With historical figures like Leonardo, you just define what you are looking for and examine the available evidence. Never, never trust the "experts" or the biographers, who generally know nothing about the brain. For me, long ago, the mirror writing seemed an important puzzle. The experts said it was to keep his meanings hidden. I thought this idea was just plain silly. I thought there was some deeper meaning. About 20 years later, I realized it was brain based and not that uncommon, really. Then I read a paper by an Italian neurologist who had found distinctive dyslexic patterns in Leonardo's journals. Based on this, I included Leonardo in my first book, In the Mind's Eye. Previously, I had avoided dealing with him altogether. He was just too big a topic. Yet. in a way he had been quietly sitting on my shoulder through years of research. Finally, I had found the evidence that illuminated the long-standing puzzle. Over the years since, I have gotten to know a good number of mirror writers and mirrored minds. I have come to understand that the real secret is that so many have learned to pretend that they cannot do these things. They choose (with rare conspicuous exceptions) to pass as non-mirrored in a non-mirrored world.
Thursday, June 18, 2015
Some of these issues have come up recently and I thought it was useful to post them here. This is summary of research considerations quoted from my paper "Amazing Shortcomings, Amazing Strengths," from the Asia Pacific Journal of Developmental Differences, vol. 1, no. 1, January 2014, pp. 78-89. Especially note why there are so many dyslexics and the late blooming pattern.
"Important alternative research trends and perspectives have been becoming more apparent recently. The Dyslexic Advantage organization (with which this writer is associated) has recently formulated a strategy for research progress built around the following series of observations:
"It is increasingly clear that dyslexic individuals do not only differ from non- dyslexics in the ways they process written language. Rather, they differ in the ways they process almost all kinds of information. Consequently, researchers now see that they will need to study more than reading and writing.

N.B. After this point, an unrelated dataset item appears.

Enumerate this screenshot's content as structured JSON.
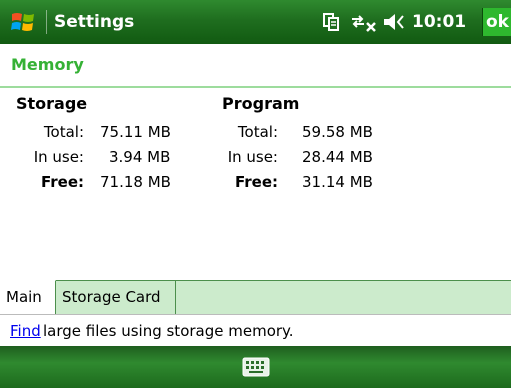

"In addition, dyslexic individuals are seen to share common strengths as well as areas of difficulty – and these strengths usually involve brain functions unrelated to reading. Indeed, the strengths of dyslexics provide the reason that there are so many dyslexic individuals in the human population – that is, the dyslexic wiring pattern in the brain has been selected over long periods of time as a favorable trait and this provides the basis for achieving such high prevalence.
"Increasingly, researchers are becoming more aware that dyslexia is a late- blooming profile. The strengths of dyslexics are often more apparent later in development than the strengths of many non-dyslexics. Consequently, because these strengths are more apparent in adults than children – when the nervous system is fully matured – it is now seen as important to study dyslexic adults, including those who are excelling in their lives and work as well as those who continue to have difficulties.
"Another important observation within the Dyslexic Advantage perspective is that it may be inherently difficult to measure the things that many dyslexics are good at. Dyslexic individuals often excel in complex high-level cognitive tasks.
"Consequently, researchers believe they need to develop more creative research approaches and testing methods capable of measuring these high-level skills and talents. These researchers are learning to re-examine dyslexic children in light of what they have learned about the mature adult dyslexic brain. This way, they hope to be able to better understand the true nature and significance of what they observe in the earlier stages of development.
"To emphasize this last point, the Dyslexic Advantage organization has chosen to adopt the image of the butterfly as the institutional logo and symbol – believing that one can only see what the dyslexic brain is 'trying to become' by considering its mature form. If one were to study caterpillars only, one would never guess that this fat, ugly worm with so many legs is ultimately destined to fly high and far on wings of iridescent beauty. (Personal communications, Dyslexic Advantage, October 2013.)"
1 November 2013
1 November 2013